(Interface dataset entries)
# # # #

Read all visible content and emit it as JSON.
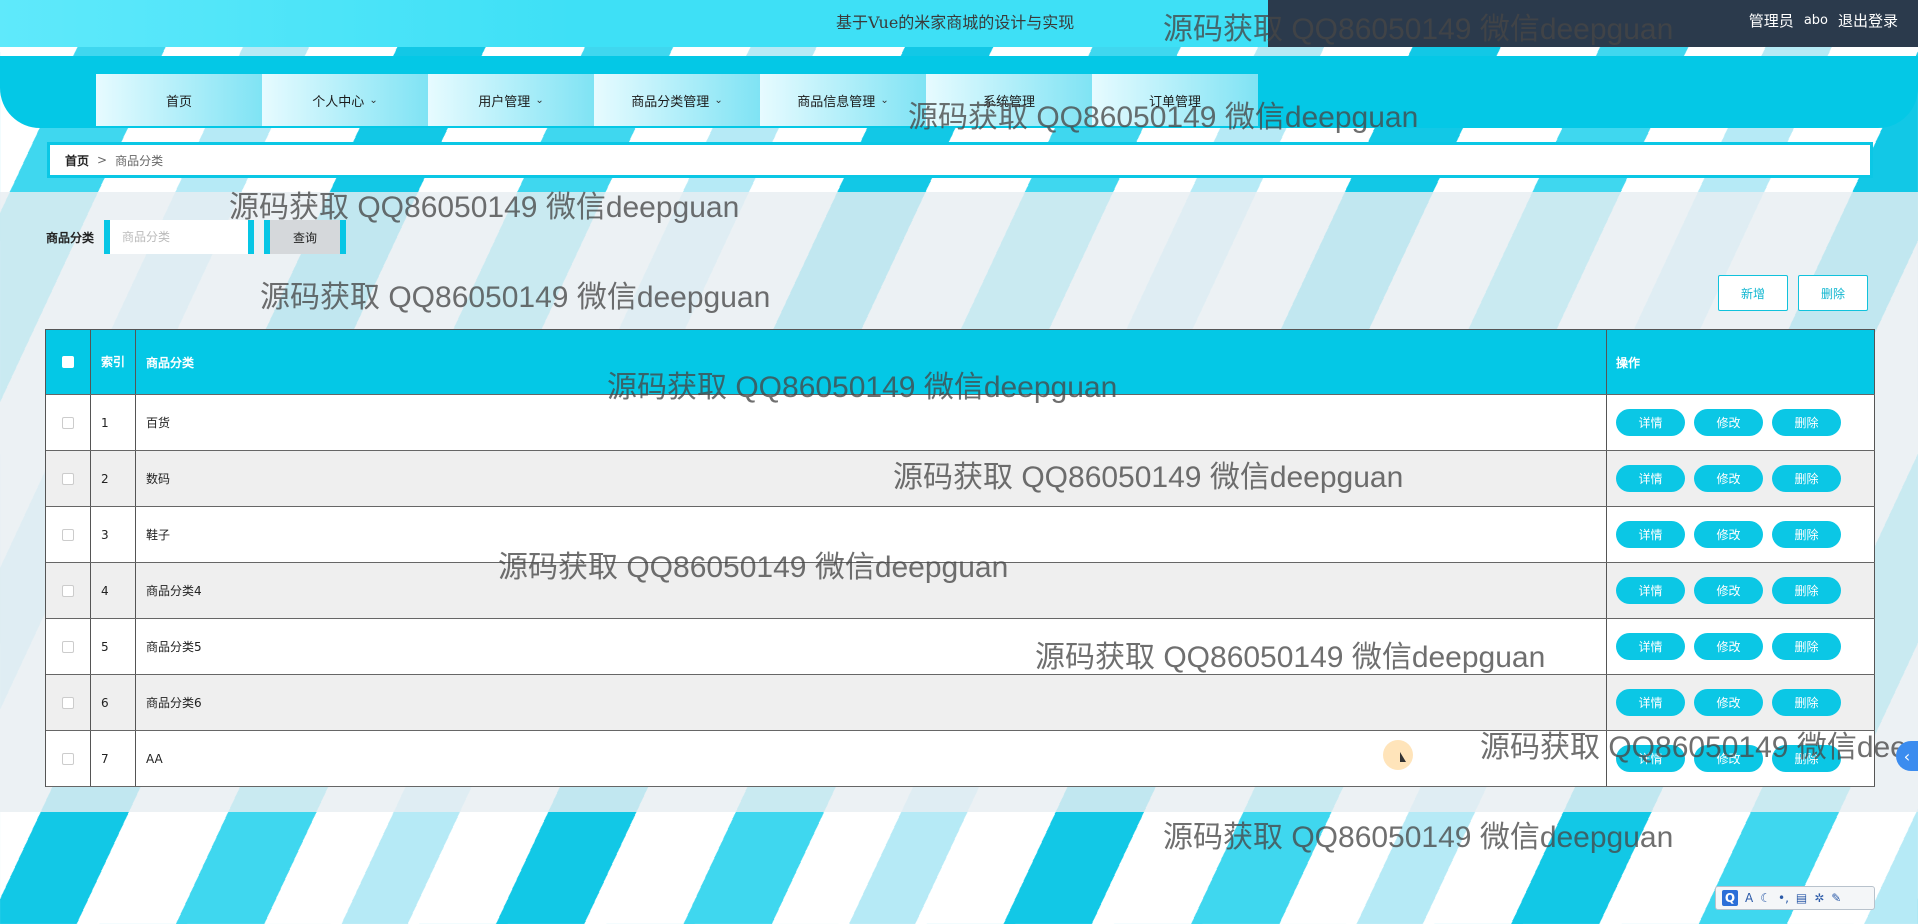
{
  "app": {
    "title": "基于Vue的米家商城的设计与实现",
    "role": "管理员",
    "username": "abo",
    "logout_label": "退出登录"
  },
  "nav": {
    "items": [
      {
        "label": "首页",
        "has_dropdown": false
      },
      {
        "label": "个人中心",
        "has_dropdown": true
      },
      {
        "label": "用户管理",
        "has_dropdown": true
      },
      {
        "label": "商品分类管理",
        "has_dropdown": true
      },
      {
        "label": "商品信息管理",
        "has_dropdown": true
      },
      {
        "label": "系统管理",
        "has_dropdown": false
      },
      {
        "label": "订单管理",
        "has_dropdown": false
      }
    ]
  },
  "breadcrumb": {
    "home": "首页",
    "separator": ">",
    "current": "商品分类"
  },
  "search": {
    "label": "商品分类",
    "placeholder": "商品分类",
    "value": "",
    "query_button": "查询"
  },
  "actions": {
    "add_label": "新增",
    "delete_label": "删除"
  },
  "table": {
    "headers": {
      "index": "索引",
      "name": "商品分类",
      "ops": "操作"
    },
    "op_labels": {
      "detail": "详情",
      "edit": "修改",
      "delete": "删除"
    },
    "rows": [
      {
        "index": "1",
        "name": "百货"
      },
      {
        "index": "2",
        "name": "数码"
      },
      {
        "index": "3",
        "name": "鞋子"
      },
      {
        "index": "4",
        "name": "商品分类4"
      },
      {
        "index": "5",
        "name": "商品分类5"
      },
      {
        "index": "6",
        "name": "商品分类6"
      },
      {
        "index": "7",
        "name": "AA"
      }
    ]
  },
  "watermark": {
    "text": "源码获取 QQ86050149 微信deepguan"
  },
  "ime_bar": {
    "label": "A"
  },
  "colors": {
    "accent": "#04c8e6",
    "top_bar": "#3ee0f6",
    "user_panel": "#2b3a4c"
  }
}
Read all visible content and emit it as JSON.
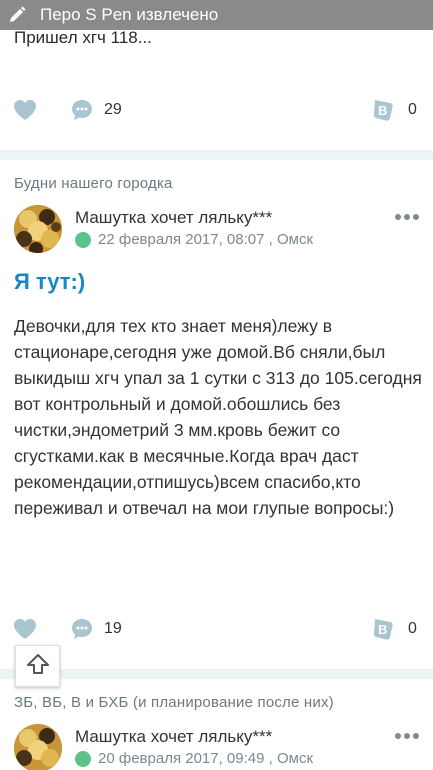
{
  "toast": {
    "text": "Перо S Pen извлечено",
    "icon": "pen-icon"
  },
  "prev_post": {
    "text": "Пришел хгч 118...",
    "comments": "29",
    "votes": "0"
  },
  "post": {
    "category": "Будни нашего городка",
    "author": "Машутка хочет ляльку***",
    "meta": "22 февраля 2017, 08:07 , Омск",
    "title": "Я тут:)",
    "body": "Девочки,для тех кто знает меня)лежу в стационаре,сегодня уже домой.Вб сняли,был выкидыш хгч упал за 1 сутки с 313 до 105.сегодня вот контрольный и домой.обошлись без чистки,эндометрий 3 мм.кровь бежит со сгустками.как в месячные.Когда врач даст рекомендации,отпишусь)всем спасибо,кто переживал и отвечал на мои глупые вопросы:)",
    "comments": "19",
    "votes": "0"
  },
  "next_post": {
    "category": "ЗБ, ВБ, В и БХБ (и планирование после них)",
    "author": "Машутка хочет ляльку***",
    "meta": "20 февраля 2017, 09:49 , Омск"
  },
  "colors": {
    "accent": "#1a86c8",
    "online": "#5cc48a",
    "icon": "#a9c5cf",
    "separator": "#eef3f5"
  }
}
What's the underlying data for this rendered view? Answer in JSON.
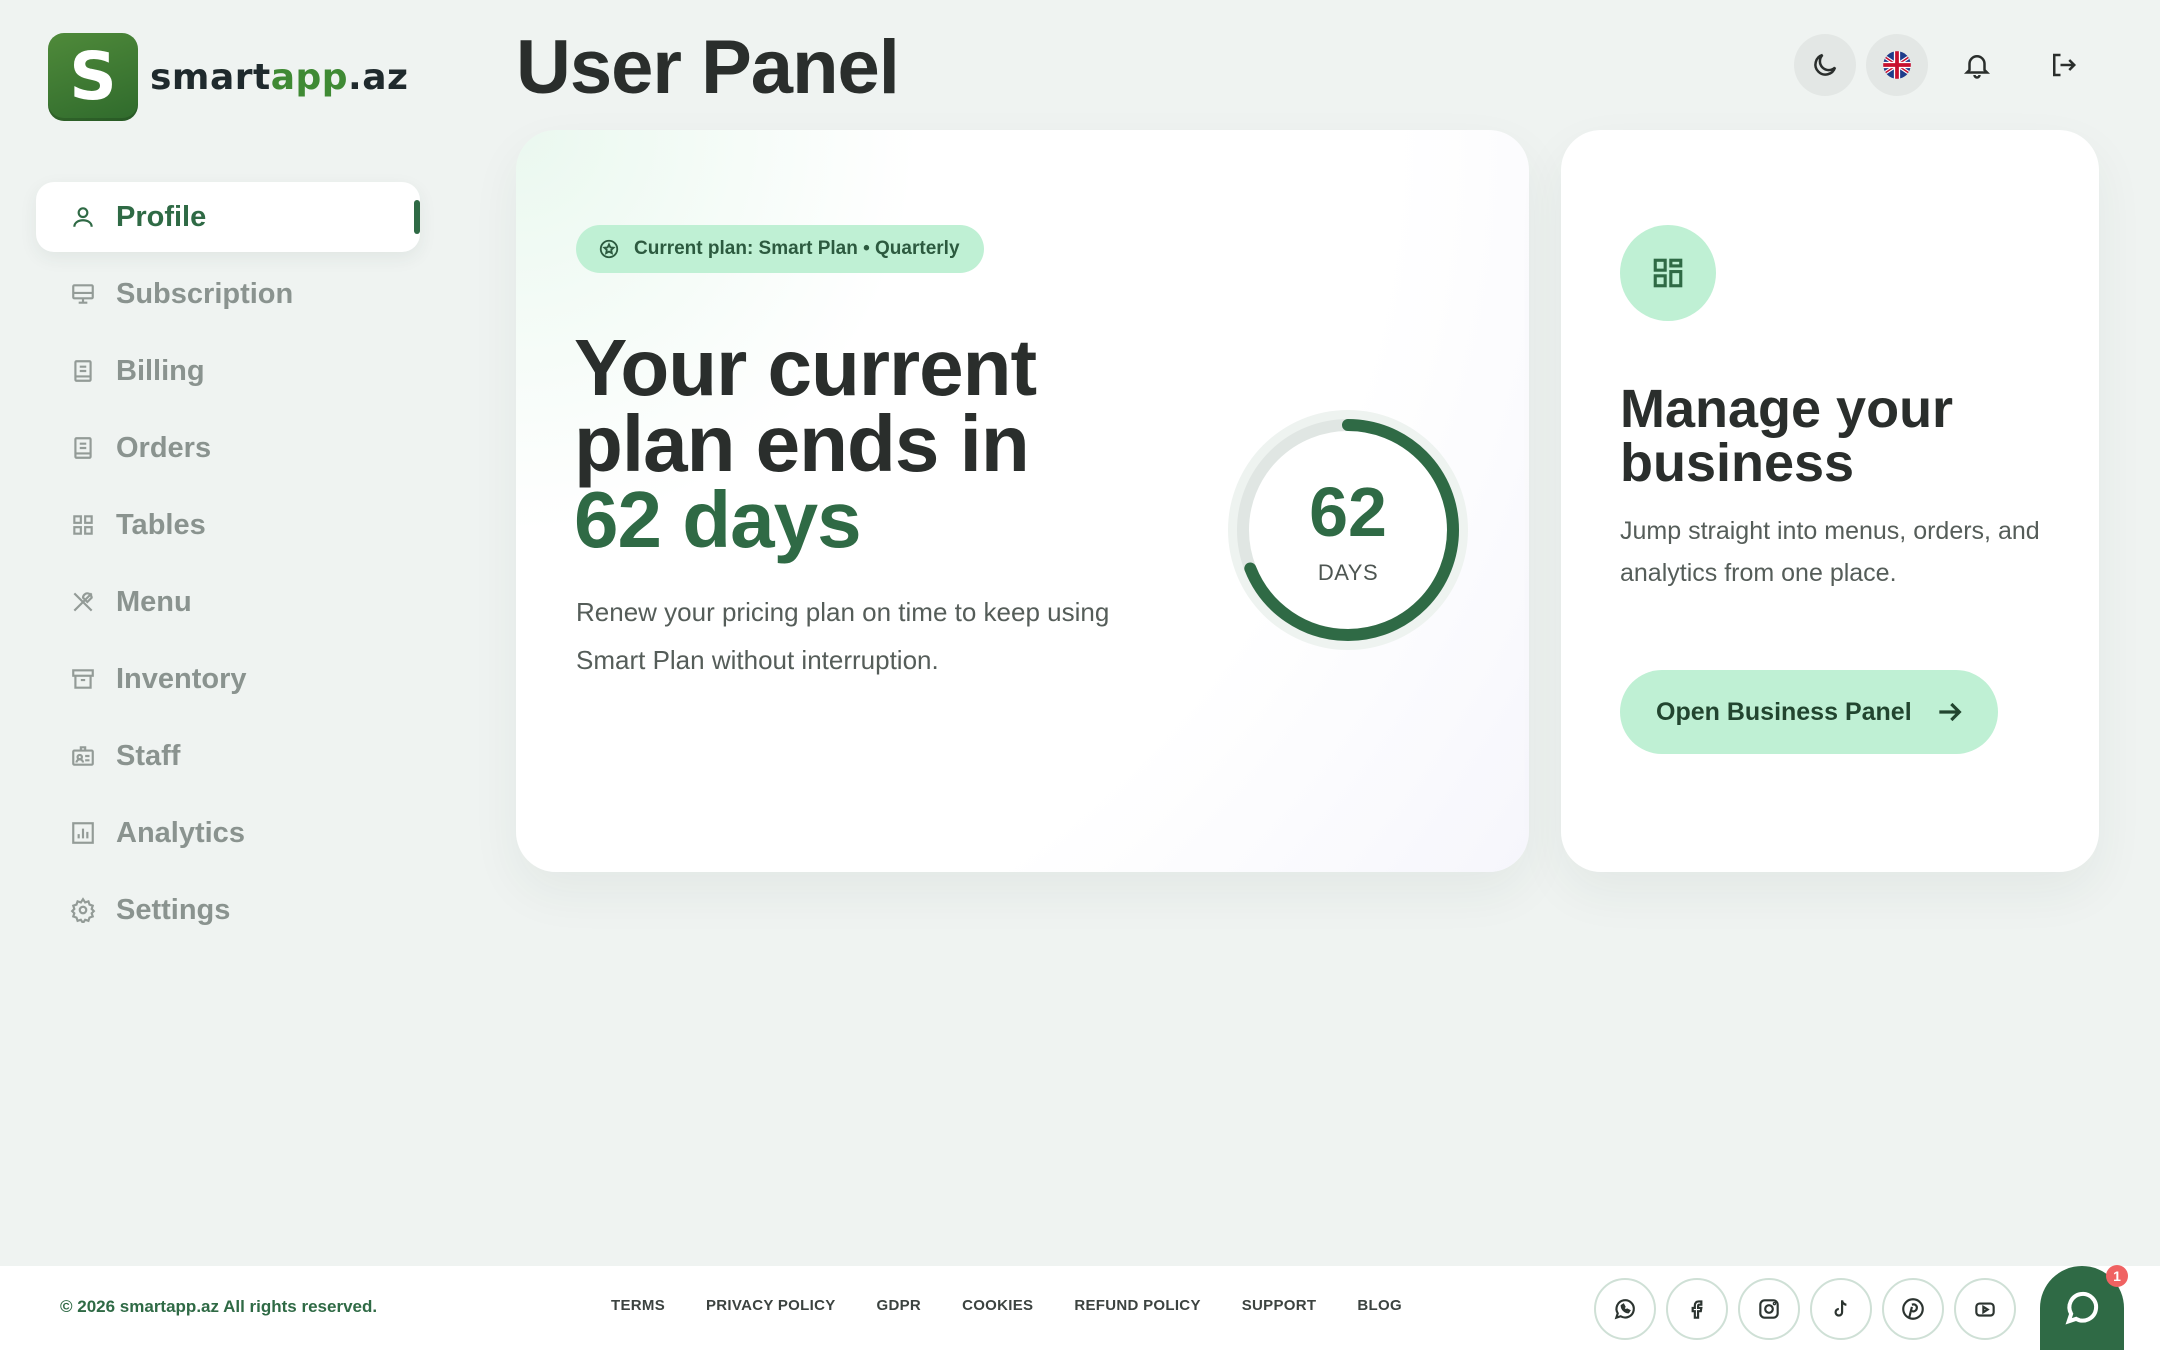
{
  "brand": {
    "logo_letter": "S",
    "name_part1": "smart",
    "name_part2": "app",
    "name_part3": ".az"
  },
  "page": {
    "title": "User Panel"
  },
  "sidebar": {
    "items": [
      {
        "label": "Profile",
        "icon": "user-icon",
        "active": true
      },
      {
        "label": "Subscription",
        "icon": "monitor-icon"
      },
      {
        "label": "Billing",
        "icon": "receipt-icon"
      },
      {
        "label": "Orders",
        "icon": "receipt-icon"
      },
      {
        "label": "Tables",
        "icon": "grid-icon"
      },
      {
        "label": "Menu",
        "icon": "utensils-icon"
      },
      {
        "label": "Inventory",
        "icon": "archive-icon"
      },
      {
        "label": "Staff",
        "icon": "id-card-icon"
      },
      {
        "label": "Analytics",
        "icon": "chart-icon"
      },
      {
        "label": "Settings",
        "icon": "gear-icon"
      }
    ]
  },
  "plan": {
    "chip": "Current plan: Smart Plan • Quarterly",
    "headline_line1": "Your current",
    "headline_line2": "plan ends in",
    "headline_highlight": "62 days",
    "description": "Renew your pricing plan on time to keep using Smart Plan without interruption.",
    "days_left": "62",
    "days_label": "DAYS",
    "progress_fraction": 0.69
  },
  "business": {
    "title": "Manage your business",
    "description": "Jump straight into menus, orders, and analytics from one place.",
    "button_label": "Open Business Panel"
  },
  "footer": {
    "copyright": "© 2026 smartapp.az All rights reserved.",
    "links": [
      "TERMS",
      "PRIVACY POLICY",
      "GDPR",
      "COOKIES",
      "REFUND POLICY",
      "SUPPORT",
      "BLOG"
    ],
    "chat_badge": "1"
  },
  "colors": {
    "primary": "#2f6a45",
    "mint": "#bff0d4",
    "background": "#eff3f1"
  }
}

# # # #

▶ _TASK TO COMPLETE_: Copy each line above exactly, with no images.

▶ _RESULT_:
Read all visible content and emit it as JSON.
{
  "app": {
    "title": "基于Vue的米家商城的设计与实现",
    "role": "管理员",
    "username": "abo",
    "logout_label": "退出登录"
  },
  "nav": {
    "items": [
      {
        "label": "首页",
        "has_dropdown": false
      },
      {
        "label": "个人中心",
        "has_dropdown": true
      },
      {
        "label": "用户管理",
        "has_dropdown": true
      },
      {
        "label": "商品分类管理",
        "has_dropdown": true
      },
      {
        "label": "商品信息管理",
        "has_dropdown": true
      },
      {
        "label": "系统管理",
        "has_dropdown": false
      },
      {
        "label": "订单管理",
        "has_dropdown": false
      }
    ]
  },
  "breadcrumb": {
    "home": "首页",
    "separator": ">",
    "current": "商品分类"
  },
  "search": {
    "label": "商品分类",
    "placeholder": "商品分类",
    "value": "",
    "query_button": "查询"
  },
  "actions": {
    "add_label": "新增",
    "delete_label": "删除"
  },
  "table": {
    "headers": {
      "index": "索引",
      "name": "商品分类",
      "ops": "操作"
    },
    "op_labels": {
      "detail": "详情",
      "edit": "修改",
      "delete": "删除"
    },
    "rows": [
      {
        "index": "1",
        "name": "百货"
      },
      {
        "index": "2",
        "name": "数码"
      },
      {
        "index": "3",
        "name": "鞋子"
      },
      {
        "index": "4",
        "name": "商品分类4"
      },
      {
        "index": "5",
        "name": "商品分类5"
      },
      {
        "index": "6",
        "name": "商品分类6"
      },
      {
        "index": "7",
        "name": "AA"
      }
    ]
  },
  "watermark": {
    "text": "源码获取 QQ86050149 微信deepguan"
  },
  "ime_bar": {
    "label": "A"
  },
  "colors": {
    "accent": "#04c8e6",
    "top_bar": "#3ee0f6",
    "user_panel": "#2b3a4c"
  }
}
Read all visible content and emit it as JSON.
{
  "toast": {
    "text": "Перо S Pen извлечено",
    "icon": "pen-icon"
  },
  "prev_post": {
    "text": "Пришел хгч 118...",
    "comments": "29",
    "votes": "0"
  },
  "post": {
    "category": "Будни нашего городка",
    "author": "Машутка хочет ляльку***",
    "meta": "22 февраля 2017, 08:07 , Омск",
    "title": "Я тут:)",
    "body": "Девочки,для тех кто знает меня)лежу в стационаре,сегодня уже домой.Вб сняли,был выкидыш хгч упал за 1 сутки с 313 до 105.сегодня вот контрольный и домой.обошлись без чистки,эндометрий 3 мм.кровь бежит со сгустками.как в месячные.Когда врач даст рекомендации,отпишусь)всем спасибо,кто переживал и отвечал на мои глупые вопросы:)",
    "comments": "19",
    "votes": "0"
  },
  "next_post": {
    "category": "ЗБ, ВБ, В и БХБ (и планирование после них)",
    "author": "Машутка хочет ляльку***",
    "meta": "20 февраля 2017, 09:49 , Омск"
  },
  "colors": {
    "accent": "#1a86c8",
    "online": "#5cc48a",
    "icon": "#a9c5cf",
    "separator": "#eef3f5"
  }
}
What's the underlying data for this rendered view? Answer in JSON.
{
  "brand": {
    "logo_letter": "S",
    "name_part1": "smart",
    "name_part2": "app",
    "name_part3": ".az"
  },
  "page": {
    "title": "User Panel"
  },
  "sidebar": {
    "items": [
      {
        "label": "Profile",
        "icon": "user-icon",
        "active": true
      },
      {
        "label": "Subscription",
        "icon": "monitor-icon"
      },
      {
        "label": "Billing",
        "icon": "receipt-icon"
      },
      {
        "label": "Orders",
        "icon": "receipt-icon"
      },
      {
        "label": "Tables",
        "icon": "grid-icon"
      },
      {
        "label": "Menu",
        "icon": "utensils-icon"
      },
      {
        "label": "Inventory",
        "icon": "archive-icon"
      },
      {
        "label": "Staff",
        "icon": "id-card-icon"
      },
      {
        "label": "Analytics",
        "icon": "chart-icon"
      },
      {
        "label": "Settings",
        "icon": "gear-icon"
      }
    ]
  },
  "plan": {
    "chip": "Current plan: Smart Plan • Quarterly",
    "headline_line1": "Your current",
    "headline_line2": "plan ends in",
    "headline_highlight": "62 days",
    "description": "Renew your pricing plan on time to keep using Smart Plan without interruption.",
    "days_left": "62",
    "days_label": "DAYS",
    "progress_fraction": 0.69
  },
  "business": {
    "title": "Manage your business",
    "description": "Jump straight into menus, orders, and analytics from one place.",
    "button_label": "Open Business Panel"
  },
  "footer": {
    "copyright": "© 2026 smartapp.az All rights reserved.",
    "links": [
      "TERMS",
      "PRIVACY POLICY",
      "GDPR",
      "COOKIES",
      "REFUND POLICY",
      "SUPPORT",
      "BLOG"
    ],
    "chat_badge": "1"
  },
  "colors": {
    "primary": "#2f6a45",
    "mint": "#bff0d4",
    "background": "#eff3f1"
  }
}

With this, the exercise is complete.